A four-story commercial building in Hattisar is the last place you would expect to find a thangka school. Still, when I visited the school, I expected to find an entrance covered with the kind of traditional Tibetan curtains you see in gombas, and a large, fancy sign with the school's name, "Dharmapala Thangka Center," above it. But the search for the school turned out to be the search for the mystical Shangri-La. You might get the directions and know where you're going, but if you don't focus on the little things around you, you'll miss it. I was walking around looking for the school in the building when it suddenly occurred to me, "Has this door on the first floor always been there?" So when I peeked through the plain looking door, it was indeed the school!
Run by a 9th generation thangka painter, Karsang Lama, the school was built in 1980 after he and his grandfather first visited Kathmandu. Both were born in a village called Rishanko in Sindupalchok. The village was famous for its thangka artists and clay and wood artisans. Lama learned to paint at the age of five at the local monastery where his grandfather was a monk. When his grandfather came to Kathmandu, he saw thangka paintings being sold in the tourist area of Jhonchhen, but to his disappointment, most of them seemed to have no aesthetic value. That's when he decided to settle his grandson in Kathmandu and open a school for thangka artists.
"A thangka has an essence, a philosophy that you have to understand before you start painting one," Lama says. Currently, his school teaches forty students, but the school is not limited to the Hattisar headquarters. There are two other schools in Maharajgunj and Bhaktapur. He also owns a store in Durbarmarg where the thangkas painted in his schools are sold. Although these schools are taught by artists who have studied under Lama himself, he regularly visits the three places to check on his students.
In school, many students have studied under Lama, but following his teachings is not an easy path. Unlike other thangka schools in the valley, Dharmapala Center not only teaches artists how to paint a thangka, but also requires students to acquire extensive knowledge of Buddhist philosophies through meditation practice and study. Lama encourages his students to read Buddhist scriptures to understand the meaning behind their creations. For him, thangka art is not just about copying an image of a deity, but about the ability to visualize the images through deep meditation. "This is how a thangka should be painted," he says. Through his school, he tries to preserve the authentic and ancient techniques of the art.

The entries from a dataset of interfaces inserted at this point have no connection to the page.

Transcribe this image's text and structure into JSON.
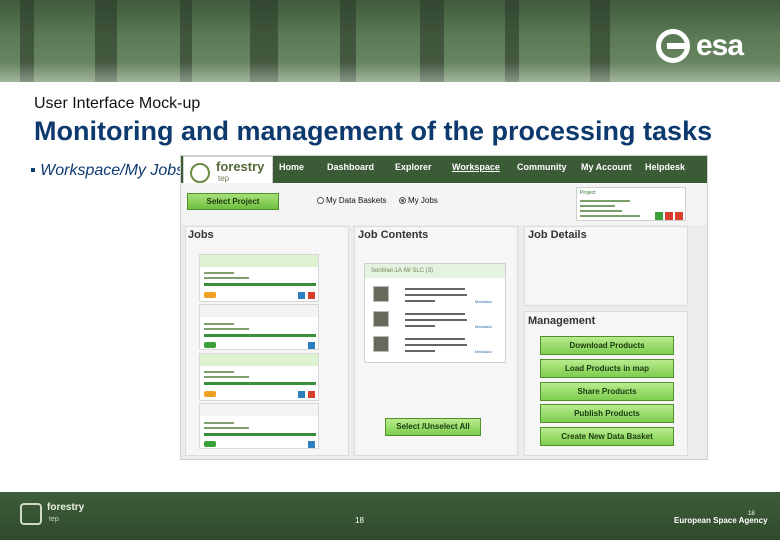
{
  "slide": {
    "subtitle": "User Interface Mock-up",
    "title": "Monitoring and management of the processing tasks",
    "bullet": "Workspace/My Jobs",
    "bullet_marker": "▪",
    "logo_text": "esa"
  },
  "app": {
    "brand": {
      "name": "forestry",
      "sub": "tep"
    },
    "nav": [
      "Home",
      "Dashboard",
      "Explorer",
      "Workspace",
      "Community",
      "My Account",
      "Helpdesk"
    ],
    "active_nav": "Workspace",
    "toolbar": {
      "select_project": "Select Project",
      "radio_baskets": "My Data Baskets",
      "radio_jobs": "My Jobs",
      "project_label": "Project"
    },
    "panels": {
      "jobs": "Jobs",
      "job_contents": "Job Contents",
      "job_details": "Job Details",
      "management": "Management"
    },
    "job_contents_header": "Sentinel-1A IW SLC (3)",
    "metadata_label": "Metadata",
    "select_all": "Select /Unselect All",
    "management_buttons": [
      "Download Products",
      "Load Products in map",
      "Share Products",
      "Publish Products",
      "Create New Data Basket"
    ]
  },
  "footer": {
    "brand": "forestry",
    "brand_sub": "tep",
    "page_number": "18",
    "page_number_corner": "18",
    "agency": "European Space Agency"
  },
  "colors": {
    "title_blue": "#0d3a6e",
    "nav_green": "#3b5a36",
    "button_green": "#7dcd4e",
    "footer_green": "#2f4a2c"
  }
}
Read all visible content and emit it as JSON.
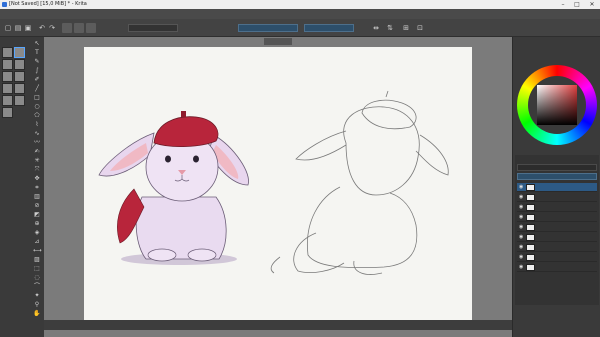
{
  "window": {
    "title": "[Not Saved] [15,0 MiB] * - Krita"
  },
  "menu": [
    {
      "label": ""
    },
    {
      "label": ""
    },
    {
      "label": ""
    },
    {
      "label": ""
    },
    {
      "label": ""
    },
    {
      "label": ""
    },
    {
      "label": ""
    },
    {
      "label": ""
    },
    {
      "label": ""
    },
    {
      "label": ""
    },
    {
      "label": ""
    }
  ],
  "toolbar": {
    "blend_mode": "",
    "opacity_label": "",
    "size_label": ""
  },
  "document": {
    "tab_label": ""
  },
  "docker": {
    "tabs": [
      "",
      ""
    ],
    "color_title": "",
    "layers_title": "",
    "blend_mode": "",
    "opacity": ""
  },
  "layers": [
    {
      "name": ""
    },
    {
      "name": ""
    },
    {
      "name": ""
    },
    {
      "name": ""
    },
    {
      "name": ""
    },
    {
      "name": ""
    },
    {
      "name": ""
    },
    {
      "name": ""
    },
    {
      "name": ""
    }
  ],
  "status": {
    "left": "",
    "center": "",
    "right": ""
  },
  "watermark": {
    "author": "",
    "logo_a": "",
    "logo_b": "",
    "logo_c": ""
  },
  "colors": {
    "accent": "#2d5a85",
    "beret": "#b8253b",
    "scarf": "#b8253b"
  }
}
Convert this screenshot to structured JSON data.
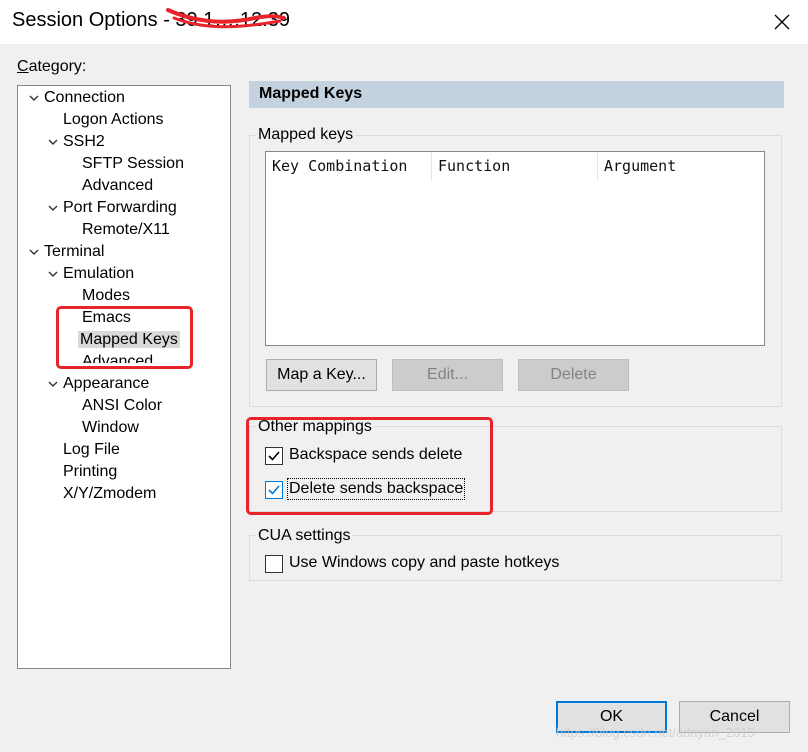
{
  "window": {
    "title": "Session Options - 39.1….12.39",
    "accent": "#0078d7",
    "annotation_color": "#e8232a"
  },
  "category": {
    "label": "Category:",
    "tree": [
      {
        "label": "Connection",
        "expanded": true
      },
      {
        "label": "Logon Actions"
      },
      {
        "label": "SSH2",
        "expanded": true
      },
      {
        "label": "SFTP Session"
      },
      {
        "label": "Advanced"
      },
      {
        "label": "Port Forwarding",
        "expanded": true
      },
      {
        "label": "Remote/X11"
      },
      {
        "label": "Terminal",
        "expanded": true
      },
      {
        "label": "Emulation",
        "expanded": true
      },
      {
        "label": "Modes"
      },
      {
        "label": "Emacs"
      },
      {
        "label": "Mapped Keys",
        "selected": true
      },
      {
        "label": "Advanced"
      },
      {
        "label": "Appearance",
        "expanded": true
      },
      {
        "label": "ANSI Color"
      },
      {
        "label": "Window"
      },
      {
        "label": "Log File"
      },
      {
        "label": "Printing"
      },
      {
        "label": "X/Y/Zmodem"
      }
    ]
  },
  "panel": {
    "header": "Mapped Keys",
    "mapped_keys": {
      "group_label": "Mapped keys",
      "columns": [
        "Key Combination",
        "Function",
        "Argument"
      ],
      "rows": [],
      "buttons": {
        "map": "Map a Key...",
        "edit": "Edit...",
        "delete": "Delete"
      }
    },
    "other": {
      "group_label": "Other mappings",
      "backspace_label": "Backspace sends delete",
      "backspace_checked": true,
      "delete_label": "Delete sends backspace",
      "delete_checked": true
    },
    "cua": {
      "group_label": "CUA settings",
      "windows_label": "Use Windows copy and paste hotkeys",
      "windows_checked": false
    }
  },
  "footer": {
    "ok": "OK",
    "cancel": "Cancel"
  },
  "watermark": "https://blog.csdn.net/adayan_2015"
}
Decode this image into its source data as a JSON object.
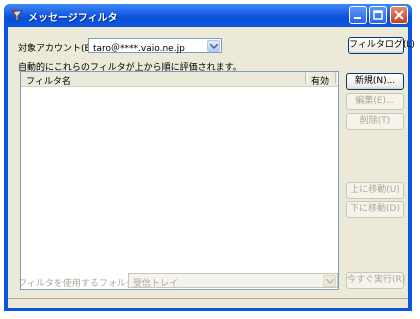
{
  "window": {
    "title": "メッセージフィルタ"
  },
  "account": {
    "label": "対象アカウント(E):",
    "value": "taro＠****.vaio.ne.jp",
    "filter_log_button": "フィルタログ(L)"
  },
  "description": "自動的にこれらのフィルタが上から順に評価されます。",
  "list": {
    "columns": [
      "フィルタ名",
      "有効"
    ]
  },
  "buttons": {
    "new": "新規(N)...",
    "edit": "編集(E)...",
    "delete": "削除(T)",
    "move_up": "上に移動(U)",
    "move_down": "下に移動(D)"
  },
  "footer": {
    "folder_label": "フィルタを使用するフォルダ(C):",
    "folder_value": "受信トレイ",
    "run_now": "今すぐ実行(R)"
  },
  "colors": {
    "titlebar": "#0b56e2",
    "client": "#ece9d8",
    "close": "#c8401c"
  }
}
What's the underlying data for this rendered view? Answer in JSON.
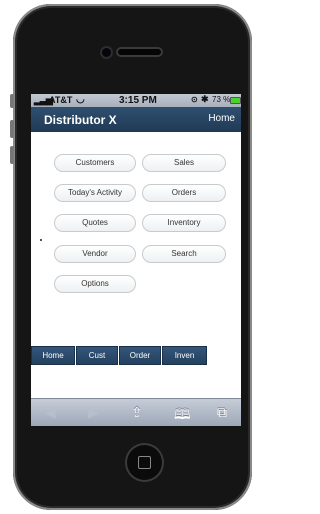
{
  "status_bar": {
    "signal": "▂▃▅",
    "carrier": "AT&T",
    "wifi": "◡",
    "time": "3:15 PM",
    "location": "⊙",
    "bluetooth": "✱",
    "battery": "73 %"
  },
  "app_header": {
    "title": "Distributor X",
    "home_link": "Home"
  },
  "menu_buttons": [
    "Customers",
    "Sales",
    "Today's Activity",
    "Orders",
    "Quotes",
    "Inventory",
    "Vendor",
    "Search",
    "Options"
  ],
  "bottom_tabs": [
    "Home",
    "Cust",
    "Order",
    "Inven"
  ],
  "browser_toolbar": {
    "back_icon": "◀",
    "forward_icon": "▶",
    "share_icon": "⇪",
    "bookmarks_icon": "🕮",
    "tabs_icon": "⧉"
  },
  "colors": {
    "header": "#2a4a6a",
    "tab": "#2e4f72",
    "battery": "#4bd12c"
  }
}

"Things have changed since the time I learned thangka painting," he says. "Back then, I had to live with my teacher in the gomba and study there for years." He encourages his students to do retreats in rural villages. To become a thangka master, a student must live in hermitages for a time in remote villages, isolated from society, visited only by his spiritual master to guide him. He believes that if the student meditates in seclusion, only then can he realize what he seeks to portray through his painting.
It is said that when one meditates, one can see the images of the deities and the colorful aura they emit. This is what the artists portray on their canvases. Thangka painting is a specialized art form, and as Lama says, "Art requires that artists be able to express themselves through their canvas. Thangka requires the artist to understand the subject; for that, you need inspiration." But this is a path little traveled, even among his students. Very few are able to reach this level of mastery through dedicated study.
"In today's digital age, the young generation finds it very difficult to believe in faith and devotion," he explains. He is concerned that thangka is becoming a dying art. Despite the countless artworks sold in many tourist areas, he notes that artists are no longer as dedicated to ancient painting techniques. In his opinion, an authentic thangka has three characteristics - the iconography of the deity, the traditional paint made from natural minerals and plants, and the artist's deep meditation on the subject. He insists that his students strictly follow these three aspects.
In the future, he hopes to build an institution and publish books on thangka art. He believes that it is his duty to save the dying art, and he wants to work to preserve the ancient technique. "A thangka painter is a happy person because he can offer dharma through his work," he explains, adding, "I am a happy person because I can teach the young generation who will keep this art alive in the days to come.